Journalists who’ve reported on the reelected Russian president often face the threat of violence, but Gessen isn’t holding anything back. The author of The Man Without A Face: The Unlikely Rise of Vladimir Putin said that in the wake of last week’s election, there’s no way Vladimir Putin is a legitimate leader.
Where Are Women at Internet Companies?
Once women are already in business, how can we advance them in the company? Gilt Groupe chairman Susan Lynne discusses the lack of capital for female Internet entrepreneurs—and there’s “no question” women lack funding.
Suma’s Song Kicks Off the Summit
Tina Brown’s Welcome
And we’re off: Newsweek and The Daily Beast’s editor in chief talks about what inspired the conference, how it’s resonated around the world, and why the struggle for women’s rights is the defining human-rights issue for the 21st century.
Diane von Furstenberg, Sheryl Sandberg, and Jane Harman Give Voice
The summit’s vibrant co-hosts took the stage one by one to give a voice to women who were unable to attend the summit. From Diane von Furstenberg’s invocation of Awzia Koofi, an Afghan woman targeted by the Taliban, to Harman’s salute to men who promote women’s rights, watch a selection of their readings.
Who’s to Blame for Forced Marriage?
It may seem unlikely that mothers and grandmothers play a pivotal role in forcing many of the world’s women into unwanted marriages. But that’s the point Albert David, M.B.E., and Jasvinder Sanghera make to Leslie Stahl: that mothers invest in their daughters the responsibility of upholding the family’s honor.
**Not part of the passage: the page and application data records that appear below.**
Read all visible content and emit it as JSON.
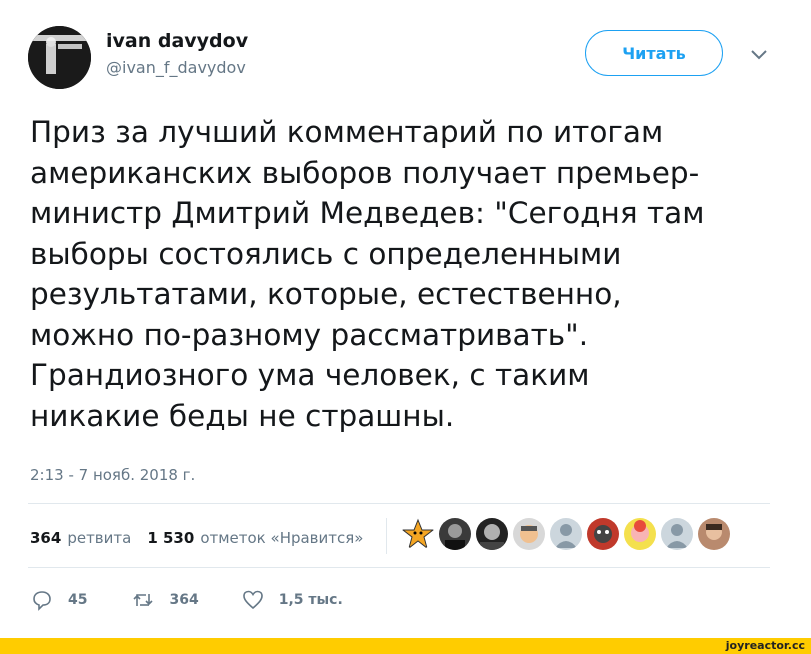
{
  "user": {
    "name": "ivan davydov",
    "handle": "@ivan_f_davydov",
    "avatar_icon": "avatar-photo-icon"
  },
  "follow_button": {
    "label": "Читать",
    "color": "#1da1f2"
  },
  "menu_icon": "chevron-down-icon",
  "tweet": {
    "text": "Приз за лучший комментарий по итогам\nамериканских выборов получает премьер-\nминистр Дмитрий Медведев: \"Сегодня там\nвыборы состоялись с определенными\nрезультатами, которые, естественно,\nможно по-разному рассматривать\".\nГрандиозного ума человек, с таким\nникакие беды не страшны.",
    "timestamp": "2:13 - 7 нояб. 2018 г."
  },
  "stats": {
    "retweets_count": "364",
    "retweets_label": "ретвита",
    "likes_count": "1 530",
    "likes_label": "отметок «Нравится»"
  },
  "likers": [
    {
      "icon": "star-avatar-icon",
      "bg": "#ffffff"
    },
    {
      "icon": "person-avatar-icon",
      "bg": "#333333"
    },
    {
      "icon": "person-avatar-icon",
      "bg": "#2a2a2a"
    },
    {
      "icon": "cartoon-avatar-icon",
      "bg": "#d8d8d8"
    },
    {
      "icon": "default-avatar-icon",
      "bg": "#ccd6dd"
    },
    {
      "icon": "cartoon-avatar-icon",
      "bg": "#c0392b"
    },
    {
      "icon": "cartoon-avatar-icon",
      "bg": "#f4e04d"
    },
    {
      "icon": "default-avatar-icon",
      "bg": "#ccd6dd"
    },
    {
      "icon": "person-avatar-icon",
      "bg": "#b98a6e"
    }
  ],
  "actions": {
    "reply_count": "45",
    "retweet_count": "364",
    "like_count": "1,5 тыс."
  },
  "footer": {
    "watermark": "joyreactor.cc",
    "bar_color": "#ffcc00"
  }
}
Anatomy of a Forced-Marriage Rescue
What’s it like to rescue young women from forced marriages? Albert David, M.B.E., British head of consular assistance, recalled one rescue that took six hours before he was able to help a women return from Kashmir to the United Kingdom.
Madeleine Albright on Shattering the Glass Ceiling
There’s only one reason there are so few women in power, according to Madeleine Albright. What is it? “Men,” she said in one of the evening’s lighter moments.
Madeline Albright: What to Do About Syria
On a more serious note, the former secretary of State talked about Syria, and why she hopes a decision will be made soon on whether to intervene. If that happens, she emphasized, it is important to form an alliance to take action.
Sandra Uwiringiyimana, a genocide survivor, opened up about witnessing violence firsthand, before explaining her touching photographs of other conflict survivors.
Angelina Jolie Takes the Stage
Cue the standing ovation: the Hollywood star turned U.N. ambassador read the account of Dr. Hawa Abdi, a 2011 Women in the World delegate who was recently nominated for the Nobel Peace Prize. Abdi has housed thousands of displaced people in her clinic in Somalia since 1983.
Christine Lagarde: If Lehman Brothers Had Been ‘Lehman Sisters’…
Maybe she was kidding, maybe she wasn’t. Responding to Niall Ferguson’s question about whether there would have been a financial crisis had more women been in senior positions, Christine Lagarde got the laugh of the night when she (jokingly?) said “Lehman Sisters” might have avoided default.